• DESCRIPTION OF THE TASK:
All of the records must come back exactly as they were given.

• GIVEN RECORDS:
'''
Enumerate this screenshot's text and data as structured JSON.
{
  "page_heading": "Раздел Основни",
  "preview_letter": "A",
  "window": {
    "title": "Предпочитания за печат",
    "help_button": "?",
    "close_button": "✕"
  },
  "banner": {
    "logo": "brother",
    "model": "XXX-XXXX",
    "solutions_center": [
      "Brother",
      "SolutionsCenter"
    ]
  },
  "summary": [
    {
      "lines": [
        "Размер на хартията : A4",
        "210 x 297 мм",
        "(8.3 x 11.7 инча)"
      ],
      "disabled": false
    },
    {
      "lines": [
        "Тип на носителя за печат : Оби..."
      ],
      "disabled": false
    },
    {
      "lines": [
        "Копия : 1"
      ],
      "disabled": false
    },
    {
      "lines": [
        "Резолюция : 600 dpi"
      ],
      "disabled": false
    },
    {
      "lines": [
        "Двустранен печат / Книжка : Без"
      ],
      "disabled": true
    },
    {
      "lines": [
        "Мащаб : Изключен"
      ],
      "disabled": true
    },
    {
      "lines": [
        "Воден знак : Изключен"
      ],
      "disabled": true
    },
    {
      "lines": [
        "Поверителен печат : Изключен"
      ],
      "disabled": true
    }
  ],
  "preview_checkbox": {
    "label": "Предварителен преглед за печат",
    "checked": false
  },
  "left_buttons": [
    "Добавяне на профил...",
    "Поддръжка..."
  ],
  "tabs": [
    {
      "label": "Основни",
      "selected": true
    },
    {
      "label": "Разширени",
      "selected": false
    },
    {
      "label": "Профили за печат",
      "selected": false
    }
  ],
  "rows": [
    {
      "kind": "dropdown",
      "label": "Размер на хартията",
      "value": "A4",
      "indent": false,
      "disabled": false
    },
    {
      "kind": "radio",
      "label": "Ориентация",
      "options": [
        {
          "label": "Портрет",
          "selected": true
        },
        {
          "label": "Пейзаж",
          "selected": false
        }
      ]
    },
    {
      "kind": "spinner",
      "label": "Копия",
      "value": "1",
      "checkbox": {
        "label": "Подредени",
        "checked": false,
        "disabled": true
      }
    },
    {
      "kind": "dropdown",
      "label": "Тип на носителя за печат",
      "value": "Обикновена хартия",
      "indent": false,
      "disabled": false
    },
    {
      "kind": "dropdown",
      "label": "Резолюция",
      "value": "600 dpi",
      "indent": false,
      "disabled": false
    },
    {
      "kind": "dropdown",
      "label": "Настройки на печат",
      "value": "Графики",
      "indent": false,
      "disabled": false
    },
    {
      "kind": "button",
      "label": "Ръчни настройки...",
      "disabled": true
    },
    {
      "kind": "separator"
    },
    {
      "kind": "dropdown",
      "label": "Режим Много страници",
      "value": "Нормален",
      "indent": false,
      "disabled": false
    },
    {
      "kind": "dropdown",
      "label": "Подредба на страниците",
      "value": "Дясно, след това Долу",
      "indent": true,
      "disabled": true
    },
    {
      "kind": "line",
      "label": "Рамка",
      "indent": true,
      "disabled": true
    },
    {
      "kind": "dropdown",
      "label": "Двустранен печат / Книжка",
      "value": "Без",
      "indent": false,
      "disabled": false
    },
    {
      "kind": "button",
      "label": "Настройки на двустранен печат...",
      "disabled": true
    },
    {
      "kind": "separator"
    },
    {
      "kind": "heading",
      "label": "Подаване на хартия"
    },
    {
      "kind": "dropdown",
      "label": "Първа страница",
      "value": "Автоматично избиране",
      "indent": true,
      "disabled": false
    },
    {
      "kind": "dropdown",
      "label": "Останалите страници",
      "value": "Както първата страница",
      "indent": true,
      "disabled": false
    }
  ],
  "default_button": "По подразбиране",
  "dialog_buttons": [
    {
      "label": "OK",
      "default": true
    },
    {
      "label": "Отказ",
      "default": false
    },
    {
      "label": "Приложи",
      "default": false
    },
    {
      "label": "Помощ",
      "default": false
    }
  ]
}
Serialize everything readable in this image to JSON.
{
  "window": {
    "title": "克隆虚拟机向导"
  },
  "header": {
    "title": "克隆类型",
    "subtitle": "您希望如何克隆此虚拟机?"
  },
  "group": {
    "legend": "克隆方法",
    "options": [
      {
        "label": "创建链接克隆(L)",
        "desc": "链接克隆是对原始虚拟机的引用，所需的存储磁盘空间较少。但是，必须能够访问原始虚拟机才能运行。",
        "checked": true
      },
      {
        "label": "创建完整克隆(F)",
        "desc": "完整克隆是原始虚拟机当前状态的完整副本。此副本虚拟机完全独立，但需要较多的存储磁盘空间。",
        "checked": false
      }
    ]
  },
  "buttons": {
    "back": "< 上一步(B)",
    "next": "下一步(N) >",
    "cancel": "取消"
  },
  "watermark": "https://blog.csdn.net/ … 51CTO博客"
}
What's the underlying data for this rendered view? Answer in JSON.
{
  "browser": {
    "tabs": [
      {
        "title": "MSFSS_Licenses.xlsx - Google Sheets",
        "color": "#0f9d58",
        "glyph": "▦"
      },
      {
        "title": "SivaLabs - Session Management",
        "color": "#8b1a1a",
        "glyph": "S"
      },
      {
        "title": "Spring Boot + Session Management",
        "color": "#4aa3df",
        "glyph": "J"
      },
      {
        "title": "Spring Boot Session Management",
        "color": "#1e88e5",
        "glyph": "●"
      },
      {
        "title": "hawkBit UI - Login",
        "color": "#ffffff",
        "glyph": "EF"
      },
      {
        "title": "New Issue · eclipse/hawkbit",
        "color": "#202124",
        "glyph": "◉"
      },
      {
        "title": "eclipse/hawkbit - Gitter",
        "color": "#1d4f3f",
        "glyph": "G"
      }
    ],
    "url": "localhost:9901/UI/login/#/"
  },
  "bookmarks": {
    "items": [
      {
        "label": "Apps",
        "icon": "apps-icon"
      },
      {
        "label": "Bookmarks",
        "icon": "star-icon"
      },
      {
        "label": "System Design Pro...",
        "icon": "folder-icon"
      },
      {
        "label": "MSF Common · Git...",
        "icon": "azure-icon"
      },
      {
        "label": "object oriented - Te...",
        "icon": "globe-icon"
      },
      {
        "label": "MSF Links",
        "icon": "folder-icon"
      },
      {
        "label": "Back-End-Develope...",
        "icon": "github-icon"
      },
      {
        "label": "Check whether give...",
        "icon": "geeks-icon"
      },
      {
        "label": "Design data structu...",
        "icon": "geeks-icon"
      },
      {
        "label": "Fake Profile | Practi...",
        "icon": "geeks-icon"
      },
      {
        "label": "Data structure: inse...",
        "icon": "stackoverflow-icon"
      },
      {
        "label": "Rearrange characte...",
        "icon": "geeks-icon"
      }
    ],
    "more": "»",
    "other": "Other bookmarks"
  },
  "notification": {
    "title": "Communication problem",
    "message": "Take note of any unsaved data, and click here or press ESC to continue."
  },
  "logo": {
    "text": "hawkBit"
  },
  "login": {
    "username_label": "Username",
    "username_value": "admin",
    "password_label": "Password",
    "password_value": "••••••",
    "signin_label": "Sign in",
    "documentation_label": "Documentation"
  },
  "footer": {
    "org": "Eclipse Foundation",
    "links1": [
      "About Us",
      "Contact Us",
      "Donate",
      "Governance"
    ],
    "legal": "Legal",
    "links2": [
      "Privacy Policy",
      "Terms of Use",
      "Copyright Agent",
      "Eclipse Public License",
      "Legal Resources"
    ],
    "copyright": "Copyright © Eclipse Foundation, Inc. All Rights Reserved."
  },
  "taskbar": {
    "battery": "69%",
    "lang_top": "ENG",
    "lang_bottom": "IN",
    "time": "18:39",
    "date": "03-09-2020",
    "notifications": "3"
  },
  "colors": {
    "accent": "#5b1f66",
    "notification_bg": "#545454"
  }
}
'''
• RESPONSE:
Enumerate this screenshot's text and data as structured JSON.
{
  "page_heading": "Раздел Основни",
  "preview_letter": "A",
  "window": {
    "title": "Предпочитания за печат",
    "help_button": "?",
    "close_button": "✕"
  },
  "banner": {
    "logo": "brother",
    "model": "XXX-XXXX",
    "solutions_center": [
      "Brother",
      "SolutionsCenter"
    ]
  },
  "summary": [
    {
      "lines": [
        "Размер на хартията : A4",
        "210 x 297 мм",
        "(8.3 x 11.7 инча)"
      ],
      "disabled": false
    },
    {
      "lines": [
        "Тип на носителя за печат : Оби..."
      ],
      "disabled": false
    },
    {
      "lines": [
        "Копия : 1"
      ],
      "disabled": false
    },
    {
      "lines": [
        "Резолюция : 600 dpi"
      ],
      "disabled": false
    },
    {
      "lines": [
        "Двустранен печат / Книжка : Без"
      ],
      "disabled": true
    },
    {
      "lines": [
        "Мащаб : Изключен"
      ],
      "disabled": true
    },
    {
      "lines": [
        "Воден знак : Изключен"
      ],
      "disabled": true
    },
    {
      "lines": [
        "Поверителен печат : Изключен"
      ],
      "disabled": true
    }
  ],
  "preview_checkbox": {
    "label": "Предварителен преглед за печат",
    "checked": false
  },
  "left_buttons": [
    "Добавяне на профил...",
    "Поддръжка..."
  ],
  "tabs": [
    {
      "label": "Основни",
      "selected": true
    },
    {
      "label": "Разширени",
      "selected": false
    },
    {
      "label": "Профили за печат",
      "selected": false
    }
  ],
  "rows": [
    {
      "kind": "dropdown",
      "label": "Размер на хартията",
      "value": "A4",
      "indent": false,
      "disabled": false
    },
    {
      "kind": "radio",
      "label": "Ориентация",
      "options": [
        {
          "label": "Портрет",
          "selected": true
        },
        {
          "label": "Пейзаж",
          "selected": false
        }
      ]
    },
    {
      "kind": "spinner",
      "label": "Копия",
      "value": "1",
      "checkbox": {
        "label": "Подредени",
        "checked": false,
        "disabled": true
      }
    },
    {
      "kind": "dropdown",
      "label": "Тип на носителя за печат",
      "value": "Обикновена хартия",
      "indent": false,
      "disabled": false
    },
    {
      "kind": "dropdown",
      "label": "Резолюция",
      "value": "600 dpi",
      "indent": false,
      "disabled": false
    },
    {
      "kind": "dropdown",
      "label": "Настройки на печат",
      "value": "Графики",
      "indent": false,
      "disabled": false
    },
    {
      "kind": "button",
      "label": "Ръчни настройки...",
      "disabled": true
    },
    {
      "kind": "separator"
    },
    {
      "kind": "dropdown",
      "label": "Режим Много страници",
      "value": "Нормален",
      "indent": false,
      "disabled": false
    },
    {
      "kind": "dropdown",
      "label": "Подредба на страниците",
      "value": "Дясно, след това Долу",
      "indent": true,
      "disabled": true
    },
    {
      "kind": "line",
      "label": "Рамка",
      "indent": true,
      "disabled": true
    },
    {
      "kind": "dropdown",
      "label": "Двустранен печат / Книжка",
      "value": "Без",
      "indent": false,
      "disabled": false
    },
    {
      "kind": "button",
      "label": "Настройки на двустранен печат...",
      "disabled": true
    },
    {
      "kind": "separator"
    },
    {
      "kind": "heading",
      "label": "Подаване на хартия"
    },
    {
      "kind": "dropdown",
      "label": "Първа страница",
      "value": "Автоматично избиране",
      "indent": true,
      "disabled": false
    },
    {
      "kind": "dropdown",
      "label": "Останалите страници",
      "value": "Както първата страница",
      "indent": true,
      "disabled": false
    }
  ],
  "default_button": "По подразбиране",
  "dialog_buttons": [
    {
      "label": "OK",
      "default": true
    },
    {
      "label": "Отказ",
      "default": false
    },
    {
      "label": "Приложи",
      "default": false
    },
    {
      "label": "Помощ",
      "default": false
    }
  ]
}
Serialize everything readable in this image to JSON.
{
  "window": {
    "title": "克隆虚拟机向导"
  },
  "header": {
    "title": "克隆类型",
    "subtitle": "您希望如何克隆此虚拟机?"
  },
  "group": {
    "legend": "克隆方法",
    "options": [
      {
        "label": "创建链接克隆(L)",
        "desc": "链接克隆是对原始虚拟机的引用，所需的存储磁盘空间较少。但是，必须能够访问原始虚拟机才能运行。",
        "checked": true
      },
      {
        "label": "创建完整克隆(F)",
        "desc": "完整克隆是原始虚拟机当前状态的完整副本。此副本虚拟机完全独立，但需要较多的存储磁盘空间。",
        "checked": false
      }
    ]
  },
  "buttons": {
    "back": "< 上一步(B)",
    "next": "下一步(N) >",
    "cancel": "取消"
  },
  "watermark": "https://blog.csdn.net/ … 51CTO博客"
}
What's the underlying data for this rendered view? Answer in JSON.
{
  "browser": {
    "tabs": [
      {
        "title": "MSFSS_Licenses.xlsx - Google Sheets",
        "color": "#0f9d58",
        "glyph": "▦"
      },
      {
        "title": "SivaLabs - Session Management",
        "color": "#8b1a1a",
        "glyph": "S"
      },
      {
        "title": "Spring Boot + Session Management",
        "color": "#4aa3df",
        "glyph": "J"
      },
      {
        "title": "Spring Boot Session Management",
        "color": "#1e88e5",
        "glyph": "●"
      },
      {
        "title": "hawkBit UI - Login",
        "color": "#ffffff",
        "glyph": "EF"
      },
      {
        "title": "New Issue · eclipse/hawkbit",
        "color": "#202124",
        "glyph": "◉"
      },
      {
        "title": "eclipse/hawkbit - Gitter",
        "color": "#1d4f3f",
        "glyph": "G"
      }
    ],
    "url": "localhost:9901/UI/login/#/"
  },
  "bookmarks": {
    "items": [
      {
        "label": "Apps",
        "icon": "apps-icon"
      },
      {
        "label": "Bookmarks",
        "icon": "star-icon"
      },
      {
        "label": "System Design Pro...",
        "icon": "folder-icon"
      },
      {
        "label": "MSF Common · Git...",
        "icon": "azure-icon"
      },
      {
        "label": "object oriented - Te...",
        "icon": "globe-icon"
      },
      {
        "label": "MSF Links",
        "icon": "folder-icon"
      },
      {
        "label": "Back-End-Develope...",
        "icon": "github-icon"
      },
      {
        "label": "Check whether give...",
        "icon": "geeks-icon"
      },
      {
        "label": "Design data structu...",
        "icon": "geeks-icon"
      },
      {
        "label": "Fake Profile | Practi...",
        "icon": "geeks-icon"
      },
      {
        "label": "Data structure: inse...",
        "icon": "stackoverflow-icon"
      },
      {
        "label": "Rearrange characte...",
        "icon": "geeks-icon"
      }
    ],
    "more": "»",
    "other": "Other bookmarks"
  },
  "notification": {
    "title": "Communication problem",
    "message": "Take note of any unsaved data, and click here or press ESC to continue."
  },
  "logo": {
    "text": "hawkBit"
  },
  "login": {
    "username_label": "Username",
    "username_value": "admin",
    "password_label": "Password",
    "password_value": "••••••",
    "signin_label": "Sign in",
    "documentation_label": "Documentation"
  },
  "footer": {
    "org": "Eclipse Foundation",
    "links1": [
      "About Us",
      "Contact Us",
      "Donate",
      "Governance"
    ],
    "legal": "Legal",
    "links2": [
      "Privacy Policy",
      "Terms of Use",
      "Copyright Agent",
      "Eclipse Public License",
      "Legal Resources"
    ],
    "copyright": "Copyright © Eclipse Foundation, Inc. All Rights Reserved."
  },
  "taskbar": {
    "battery": "69%",
    "lang_top": "ENG",
    "lang_bottom": "IN",
    "time": "18:39",
    "date": "03-09-2020",
    "notifications": "3"
  },
  "colors": {
    "accent": "#5b1f66",
    "notification_bg": "#545454"
  }
}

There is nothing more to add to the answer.